Two young-adults drown as the pool ladder was taken away by God. They lived only a tiresome two-days, consisting of regular Woo-hooing and a small oven fire from making salad.
What God could allow such suffering for these two young souls? The answer is 12 year old me; I was their pubescent tormentor, who committed awful acts that broke multiple international conventions.
Made my sims become pregnant over 10 times? Did it. Kidnapped random people and starved them to death? Done in one sitting. Killed the parents of two children to see if they would become street urchins? Of course (and they do not, social workers come to collect them).
If not already obvious, I devoted a lot of energy into The Sims 3. In my defence, I did not exclusively torture my sims, I did commit time to more classic game-play, making my sims fall in love and become spies for Sunset Valley. I really did live and breathe to play on The Sims 3.
Suddenly, EA told us they were expecting another Sims game, the fourth child, the runt. Of course, the air was buzzing with excitement; with every new edition there has been new possibilities. The Sims 2 fine tuned real life simulation and gathered die-hard fans, while Sims 3 gave us toddlers, new designs, and an open map – all delivered on a shiny plate.
But then they took it all away from us.

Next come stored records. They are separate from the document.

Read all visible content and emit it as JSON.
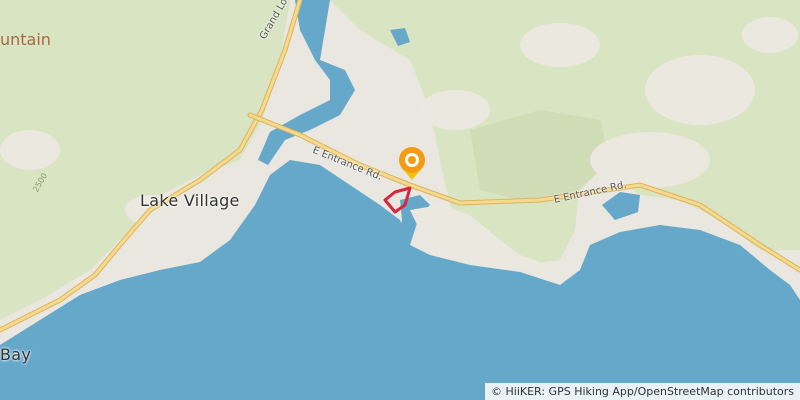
{
  "map": {
    "colors": {
      "water": "#65a8c9",
      "forest": "#d8e4c2",
      "land": "#e9e7df",
      "road": "#f6d98e",
      "road_outline": "#d9b55c",
      "trail": "#d7263d",
      "marker": "#f39c12"
    },
    "place_labels": {
      "lake_village": "Lake Village",
      "bay": "Bay",
      "mountain": "untain"
    },
    "road_labels": {
      "grand_loop": "Grand Loop Road",
      "east_entrance_west": "E Entrance Rd.",
      "east_entrance_east": "E Entrance Rd."
    },
    "contour_label": "2500",
    "marker_icon": "location-pin-icon",
    "attribution": "© HiiKER: GPS Hiking App/OpenStreetMap contributors"
  }
}
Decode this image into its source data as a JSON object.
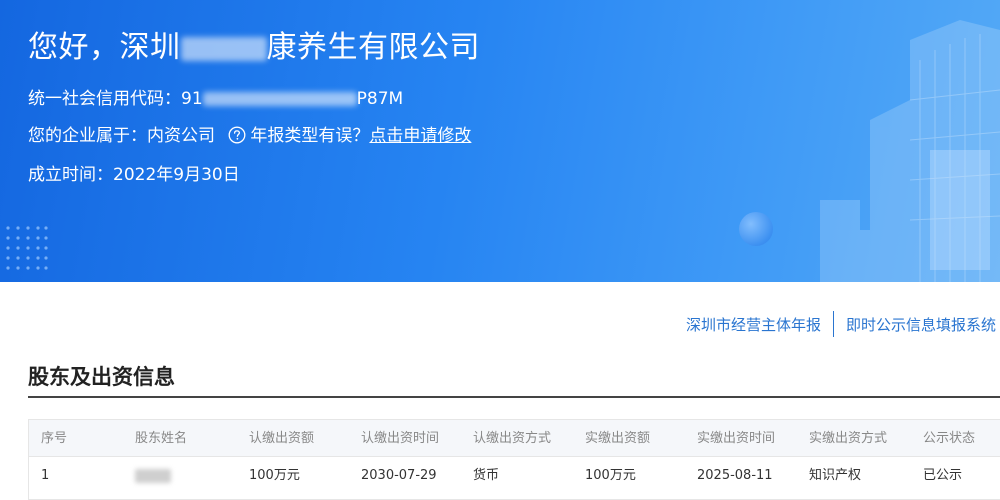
{
  "banner": {
    "greeting_prefix": "您好，深圳",
    "greeting_suffix": "康养生有限公司",
    "credit_label": "统一社会信用代码：",
    "credit_prefix": "91",
    "credit_suffix": "P87M",
    "type_label": "您的企业属于：",
    "type_value": "内资公司",
    "type_question": "年报类型有误？",
    "type_link": "点击申请修改",
    "established_label": "成立时间：",
    "established_value": "2022年9月30日",
    "colors": {
      "gradient_start": "#1467e0",
      "gradient_end": "#55aaf6"
    }
  },
  "quick_links": [
    {
      "label": "深圳市经营主体年报"
    },
    {
      "label": "即时公示信息填报系统"
    }
  ],
  "section": {
    "title": "股东及出资信息"
  },
  "table": {
    "headers": [
      "序号",
      "股东姓名",
      "认缴出资额",
      "认缴出资时间",
      "认缴出资方式",
      "实缴出资额",
      "实缴出资时间",
      "实缴出资方式",
      "公示状态"
    ],
    "rows": [
      {
        "index": "1",
        "subscribed_amount": "100万元",
        "subscribed_date": "2030-07-29",
        "subscribed_method": "货币",
        "paid_amount": "100万元",
        "paid_date": "2025-08-11",
        "paid_method": "知识产权",
        "status": "已公示"
      }
    ]
  },
  "icons": {
    "help": "question-circle-icon",
    "accent_color": "#2a75d0"
  }
}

First, they killed the children. I would like to know who thought that removing toddlers from life itself was normal. Apparently going straight from 3 day infancy to being a child around 12 years of age is fine. Crackheadery.
Most disappointingly, they got rid of the open map. I never truly appreciated the utter ease of controlling my Sims’ world without. The Sims 3 did not require the game to reload itself whenever you want to have a bird’s eye view of your town. You could also take your sim to any destination, and it did not have to be a specific location; every section of road and every patch of grass was designed to be utilised by the player.

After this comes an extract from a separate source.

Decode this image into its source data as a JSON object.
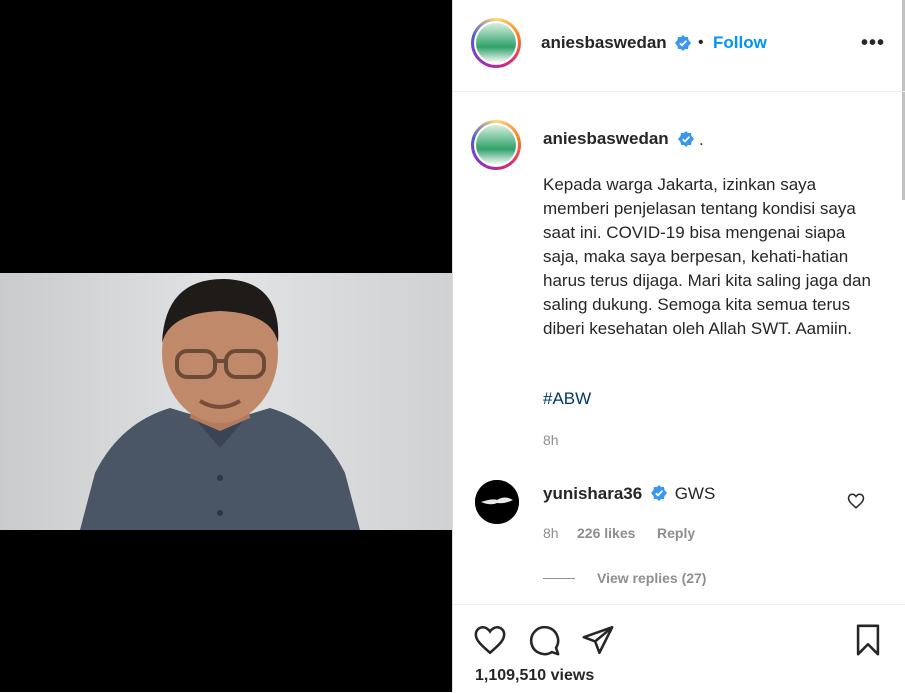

Because of this, the details of the map far exceeded its “evolution”, with the smaller things such as parking spaces making a big difference in quality of gameplay (they also got rid of cars as well, leaving me to assume that the feet of Sims are actually hooves).

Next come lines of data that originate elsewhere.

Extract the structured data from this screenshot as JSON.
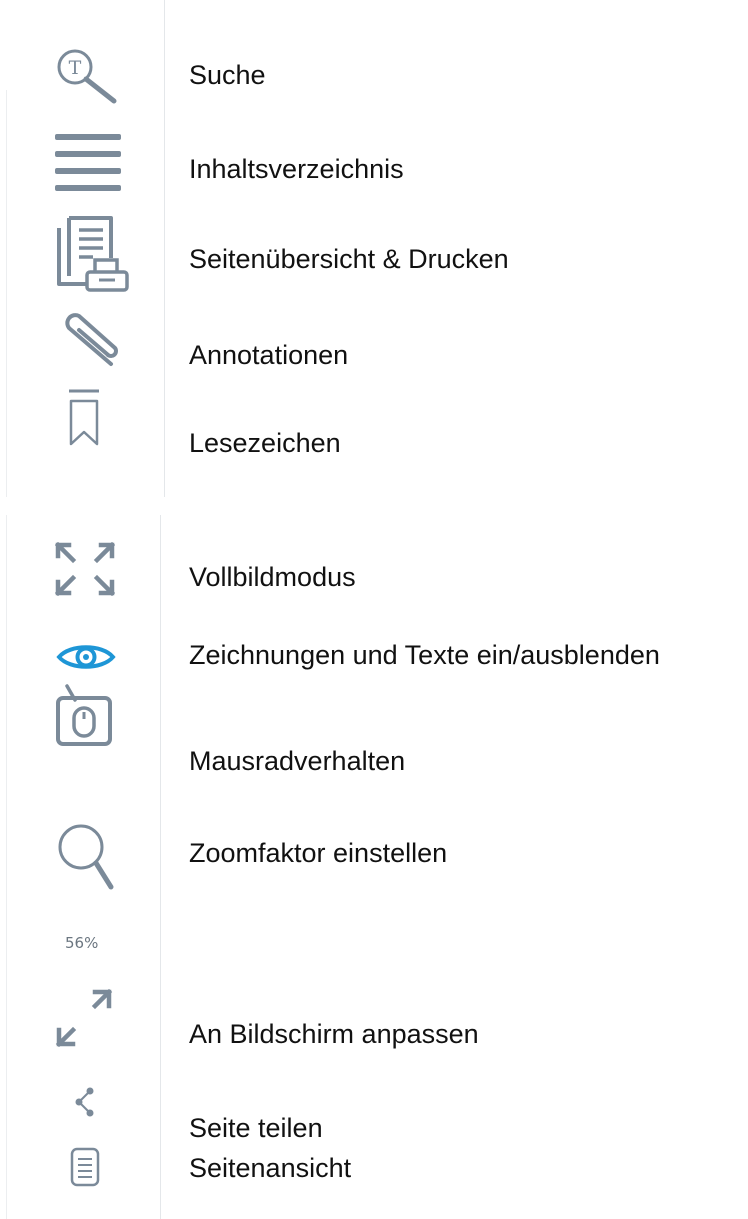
{
  "toolbar_top": {
    "items": [
      {
        "icon": "text-search-icon",
        "label": "Suche"
      },
      {
        "icon": "menu-icon",
        "label": "Inhaltsverzeichnis"
      },
      {
        "icon": "page-print-icon",
        "label": "Seitenübersicht & Drucken"
      },
      {
        "icon": "paperclip-icon",
        "label": "Annotationen"
      },
      {
        "icon": "bookmark-icon",
        "label": "Lesezeichen"
      }
    ]
  },
  "toolbar_bottom": {
    "items": [
      {
        "icon": "fullscreen-icon",
        "label": "Vollbildmodus"
      },
      {
        "icon": "eye-icon",
        "label": "Zeichnungen und Texte ein/ausblenden"
      },
      {
        "icon": "mouse-wheel-icon",
        "label": "Mausradverhalten"
      },
      {
        "icon": "zoom-icon",
        "label": "Zoomfaktor einstellen"
      },
      {
        "icon": "fit-screen-icon",
        "label": "An Bildschirm anpassen"
      },
      {
        "icon": "share-icon",
        "label": "Seite teilen"
      },
      {
        "icon": "page-view-icon",
        "label": "Seitenansicht"
      }
    ],
    "zoom_value": "56%"
  },
  "colors": {
    "icon": "#7b8a99",
    "accent": "#1e96d6",
    "text": "#111111",
    "divider": "#e4e7ea"
  }
}
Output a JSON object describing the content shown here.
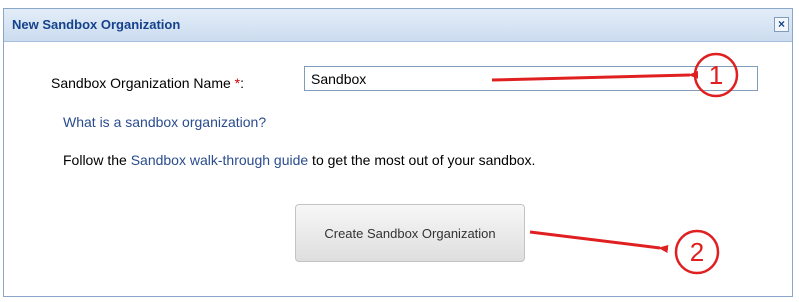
{
  "dialog": {
    "title": "New Sandbox Organization",
    "close_glyph": "×"
  },
  "form": {
    "name_label": "Sandbox Organization Name",
    "required_marker": "*",
    "label_colon": ":",
    "name_value": "Sandbox"
  },
  "links": {
    "what_is": "What is a sandbox organization?",
    "follow_prefix": "Follow the ",
    "guide_link": "Sandbox walk-through guide",
    "follow_suffix": " to get the most out of your sandbox."
  },
  "actions": {
    "create_label": "Create Sandbox Organization"
  },
  "annotations": {
    "callout_1": "1",
    "callout_2": "2",
    "color": "#e02020"
  },
  "colors": {
    "title_text": "#15428b",
    "link": "#2a4c8d",
    "required": "#cc0000"
  }
}
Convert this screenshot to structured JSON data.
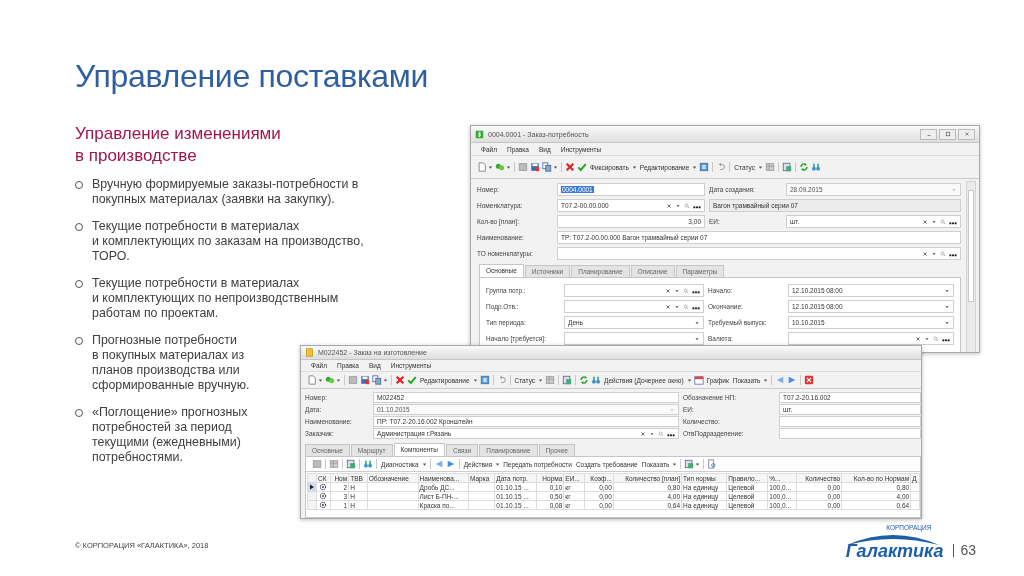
{
  "slide": {
    "title": "Управление поставками",
    "subtitle": "Управление изменениями\nв производстве",
    "bullets": [
      "Вручную формируемые заказы-потребности в\nпокупных материалах (заявки на закупку).",
      "Текущие потребности в материалах\nи комплектующих по заказам на производство,\nТОРО.",
      "Текущие потребности в материалах\nи комплектующих по непроизводственным\nработам по проектам.",
      "Прогнозные потребности\nв покупных материалах из\nпланов производства или\nсформированные вручную.",
      "«Поглощение» прогнозных\nпотребностей за период\nтекущими (ежедневными)\nпотребностями."
    ],
    "footer": "© КОРПОРАЦИЯ «ГАЛАКТИКА», 2018",
    "logo": {
      "tagline": "КОРПОРАЦИЯ",
      "name": "Галактика"
    },
    "page_number": "63"
  },
  "windows": [
    {
      "title": "0004.0001 - Заказ-потребность",
      "menu": [
        "Файл",
        "Правка",
        "Вид",
        "Инструменты"
      ],
      "toolbar": [
        {
          "kind": "new",
          "menu": true
        },
        {
          "kind": "add",
          "menu": true
        },
        {
          "kind": "separator"
        },
        {
          "kind": "store"
        },
        {
          "kind": "save"
        },
        {
          "kind": "copy",
          "menu": true
        },
        {
          "kind": "separator"
        },
        {
          "kind": "delete"
        },
        {
          "kind": "confirm"
        },
        {
          "kind": "text",
          "label": "Фиксировать",
          "menu": true
        },
        {
          "kind": "text",
          "label": "Редактирование",
          "menu": true
        },
        {
          "kind": "help"
        },
        {
          "kind": "separator"
        },
        {
          "kind": "undo"
        },
        {
          "kind": "separator"
        },
        {
          "kind": "text",
          "label": "Статус",
          "menu": true
        },
        {
          "kind": "grid"
        },
        {
          "kind": "separator"
        },
        {
          "kind": "report"
        },
        {
          "kind": "separator"
        },
        {
          "kind": "refresh"
        },
        {
          "kind": "find"
        }
      ],
      "form": [
        [
          {
            "label": "Номер:",
            "value": "0004.0001",
            "kind": "focused"
          },
          {
            "label": "Дата создания:",
            "value": "28.09.2015",
            "kind": "locked"
          }
        ],
        [
          {
            "label": "Номенклатура:",
            "value": "Т07.2-00.00.000",
            "kind": "lookup"
          },
          {
            "value": "Вагон трамвайный серии 07",
            "kind": "readonly"
          }
        ],
        [
          {
            "label": "Кол-во [план]:",
            "value": "3,00",
            "kind": "number"
          },
          {
            "label": "ЕИ:",
            "value": "шт.",
            "kind": "lookup"
          }
        ],
        [
          {
            "label": "Наименование:",
            "value": "ТР: Т07.2-00.00.000 Вагон трамвайный серии 07",
            "kind": "text",
            "wide": true
          }
        ],
        [
          {
            "label": "ТО номенклатуры:",
            "kind": "lookup",
            "wide": true
          }
        ]
      ],
      "tabs": [
        {
          "label": "Основные",
          "selected": true
        },
        {
          "label": "Источники",
          "selected": false
        },
        {
          "label": "Планирование",
          "selected": false
        },
        {
          "label": "Описание",
          "selected": false
        },
        {
          "label": "Параметры",
          "selected": false
        }
      ],
      "panel": [
        [
          {
            "label": "Группа потр.:",
            "kind": "lookup"
          },
          {
            "label": "Начало:",
            "value": "12.10.2015 08:00",
            "kind": "combo"
          }
        ],
        [
          {
            "label": "Подр.Отв.:",
            "kind": "lookup"
          },
          {
            "label": "Окончание:",
            "value": "12.10.2015 08:00",
            "kind": "combo"
          }
        ],
        [
          {
            "label": "Тип периода:",
            "value": "День",
            "kind": "combo"
          },
          {
            "label": "Требуемый выпуск:",
            "value": "10.10.2015",
            "kind": "combo"
          }
        ],
        [
          {
            "label": "Начало [требуется]:",
            "kind": "combo"
          },
          {
            "label": "Валюта:",
            "kind": "lookup"
          }
        ]
      ]
    },
    {
      "title": "М022452 - Заказ на изготовление",
      "menu": [
        "Файл",
        "Правка",
        "Вид",
        "Инструменты"
      ],
      "toolbar": [
        {
          "kind": "new",
          "menu": true
        },
        {
          "kind": "add",
          "menu": true
        },
        {
          "kind": "separator"
        },
        {
          "kind": "store"
        },
        {
          "kind": "save"
        },
        {
          "kind": "copy",
          "menu": true
        },
        {
          "kind": "separator"
        },
        {
          "kind": "delete"
        },
        {
          "kind": "confirm"
        },
        {
          "kind": "text",
          "label": "Редактирование",
          "menu": true
        },
        {
          "kind": "help"
        },
        {
          "kind": "separator"
        },
        {
          "kind": "undo"
        },
        {
          "kind": "separator"
        },
        {
          "kind": "text",
          "label": "Статус",
          "menu": true
        },
        {
          "kind": "grid"
        },
        {
          "kind": "separator"
        },
        {
          "kind": "report"
        },
        {
          "kind": "separator"
        },
        {
          "kind": "refresh"
        },
        {
          "kind": "find"
        },
        {
          "kind": "text",
          "label": "Действия (Дочернее окно)",
          "menu": true
        },
        {
          "kind": "calendar"
        },
        {
          "kind": "text",
          "label": "График"
        },
        {
          "kind": "text",
          "label": "Показать",
          "menu": true
        },
        {
          "kind": "separator"
        },
        {
          "kind": "back"
        },
        {
          "kind": "forward"
        },
        {
          "kind": "separator"
        },
        {
          "kind": "close"
        }
      ],
      "form": [
        [
          {
            "label": "Номер:",
            "value": "М022452",
            "kind": "text"
          },
          {
            "label": "Обозначение НП:",
            "value": "Т07.2-20.16.002",
            "kind": "text"
          }
        ],
        [
          {
            "label": "Дата:",
            "value": "01.10.2015",
            "kind": "locked"
          },
          {
            "label": "ЕИ:",
            "value": "шт.",
            "kind": "text"
          }
        ],
        [
          {
            "label": "Наименование:",
            "value": "ПР: Т07.2-20.16.002 Кронштейн",
            "kind": "text"
          },
          {
            "label": "Количество:",
            "kind": "text"
          }
        ],
        [
          {
            "label": "Заказчик:",
            "value": "Администрация г.Рязань",
            "kind": "lookup"
          },
          {
            "label": "ОтвПодразделение:",
            "kind": "text"
          }
        ]
      ],
      "tabs": [
        {
          "label": "Основные",
          "selected": false
        },
        {
          "label": "Маршрут",
          "selected": false
        },
        {
          "label": "Компоненты",
          "selected": true
        },
        {
          "label": "Связи",
          "selected": false
        },
        {
          "label": "Планирование",
          "selected": false
        },
        {
          "label": "Прочее",
          "selected": false
        }
      ],
      "subtoolbar": [
        {
          "kind": "store"
        },
        {
          "kind": "separator"
        },
        {
          "kind": "grid"
        },
        {
          "kind": "separator"
        },
        {
          "kind": "report"
        },
        {
          "kind": "separator"
        },
        {
          "kind": "find"
        },
        {
          "kind": "separator"
        },
        {
          "kind": "text",
          "label": "Диагностика",
          "menu": true
        },
        {
          "kind": "separator"
        },
        {
          "kind": "back"
        },
        {
          "kind": "forward"
        },
        {
          "kind": "separator"
        },
        {
          "kind": "text",
          "label": "Действия",
          "menu": true
        },
        {
          "kind": "text",
          "label": "Передать потребности"
        },
        {
          "kind": "text",
          "label": "Создать требование"
        },
        {
          "kind": "text",
          "label": "Показать",
          "menu": true
        },
        {
          "kind": "separator"
        },
        {
          "kind": "report",
          "menu": true
        },
        {
          "kind": "separator"
        },
        {
          "kind": "preview"
        }
      ],
      "table": {
        "columns": [
          {
            "label": "СК",
            "kind": "icon"
          },
          {
            "label": "Ном",
            "kind": "number"
          },
          {
            "label": "ТВВ",
            "kind": "text"
          },
          {
            "label": "Обозначение",
            "kind": "text"
          },
          {
            "label": "Наименова...",
            "kind": "text"
          },
          {
            "label": "Марка",
            "kind": "text"
          },
          {
            "label": "Дата потр.",
            "kind": "text"
          },
          {
            "label": "Норма",
            "kind": "number"
          },
          {
            "label": "ЕИ...",
            "kind": "text"
          },
          {
            "label": "Коэф...",
            "kind": "number"
          },
          {
            "label": "Количество [план]",
            "kind": "number"
          },
          {
            "label": "Тип нормы",
            "kind": "text"
          },
          {
            "label": "Правило...",
            "kind": "text"
          },
          {
            "label": "%...",
            "kind": "text"
          },
          {
            "label": "Количество",
            "kind": "number"
          },
          {
            "label": "Кол-во по Нормам",
            "kind": "number"
          },
          {
            "label": "Д",
            "kind": "text"
          }
        ],
        "rows": [
          {
            "selected": true,
            "cells": [
              "",
              "2",
              "Н",
              "",
              "Дробь ДС...",
              "",
              "01.10.15 ...",
              "0,10",
              "кг",
              "0,00",
              "0,80",
              "На единицу",
              "Целевой",
              "100,0...",
              "0,00",
              "0,80",
              ""
            ]
          },
          {
            "selected": false,
            "cells": [
              "",
              "3",
              "Н",
              "",
              "Лист Б-ПН-...",
              "",
              "01.10.15 ...",
              "0,50",
              "кг",
              "0,00",
              "4,00",
              "На единицу",
              "Целевой",
              "100,0...",
              "0,00",
              "4,00",
              ""
            ]
          },
          {
            "selected": false,
            "cells": [
              "",
              "1",
              "Н",
              "",
              "Краска по...",
              "",
              "01.10.15 ...",
              "0,08",
              "кг",
              "0,00",
              "0,64",
              "На единицу",
              "Целевой",
              "100,0...",
              "0,00",
              "0,64",
              ""
            ]
          }
        ]
      }
    }
  ]
}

The Sims 4 also has the cheek for charging you way more than necessary for expansion packs. You need to buy two (2) expansion packs for pets (appalling) whereas you only needed to purchase one for the angel that is The Sims 3. It’s like EA is not worth $22.9 billion.
If my emotional rambling has not been totally clear, go back to Sims 3 if you can. I unfortunately can’t due to my laptop’s capabilities. I live to regret ever downloading and getting excited by The Sims 4 – more than I regret spending time writing this than revising.
Image provided by WiredUK